During our holiday in New Zealand we were charmed in every way….not only was the weather perfect, but our B&B was set in a beautiful garden.
The volcanic soil and plentiful rain makes gardening look easy in New Zealand. ( As you can see I have garden envy!)
In this bucolic environment the morning began with a slow walk through the green lush garden, and then a stroll down the hill to the coffee shop.
In 1838 a French whaler Captain Jean Francois L’Anglois was so impressed with Akaroa Bay that he made a provisional purchase of the land in the Banks Peninsula from the local Maori.
However, by the time the French settlers arrived in 1840, the Treaty of Waitangi between the British Crown and the Maori chiefs had been signed.

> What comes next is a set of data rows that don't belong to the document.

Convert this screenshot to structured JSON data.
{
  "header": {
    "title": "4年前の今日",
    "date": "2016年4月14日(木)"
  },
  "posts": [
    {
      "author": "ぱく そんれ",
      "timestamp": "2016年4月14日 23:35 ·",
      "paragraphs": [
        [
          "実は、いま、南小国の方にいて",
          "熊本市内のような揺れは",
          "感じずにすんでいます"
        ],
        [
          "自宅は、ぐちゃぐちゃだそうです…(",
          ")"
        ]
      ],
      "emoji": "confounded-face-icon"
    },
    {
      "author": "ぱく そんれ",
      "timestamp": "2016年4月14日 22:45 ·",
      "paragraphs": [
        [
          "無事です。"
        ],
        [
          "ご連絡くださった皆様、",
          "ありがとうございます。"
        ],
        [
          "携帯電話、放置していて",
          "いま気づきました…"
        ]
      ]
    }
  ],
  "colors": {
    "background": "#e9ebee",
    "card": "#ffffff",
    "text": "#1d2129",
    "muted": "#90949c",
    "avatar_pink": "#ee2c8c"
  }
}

However, the French still established a settlement with 60 French immigrants and the descendants of these original French settlers are still in New Zealand.
Today Akaroa is seen as both a historic French and British settlement.
The small French community has had an immense influence on wine and other imports from France.
We watched children (and young adults) jumping off the pier to swim…what an idyllic way for children to grow up!
Our B&B host had told us that the butcher sold very tasty baguettes at lunch time, and she was right!
Every day we bought some baguettes overflowing with cheeses, ham, salad, local pickles, and chutneys …we sat under the trees near the town square, and watched the boats coming in and out of the bay.
In the town square was a sculpture of a French artist and well known engraver, Charles Meryon whose later work in Paris reflects the influence of his stay in New Zealand.
On our last evening we sat in the garden of a restaurant called Mandala, which had Pacific Indian and Asian fusion food..
After a delicious meal we walked around the beautiful bay..needless to say, I took more photos than I could ever use!
The combination of seeing the Fisherman’s Bay garden, and staying in Akaroa made this a very special place.
When we arrived back in Australia we faced a long summer of bushfires and unpredictable weather. (now coming to an end, hopefully)
It has been a lovely distraction looking through these photos, and Akaroa will always have a special place in my heart.
Copyright Geraldine Mackey: All Rights Reserved.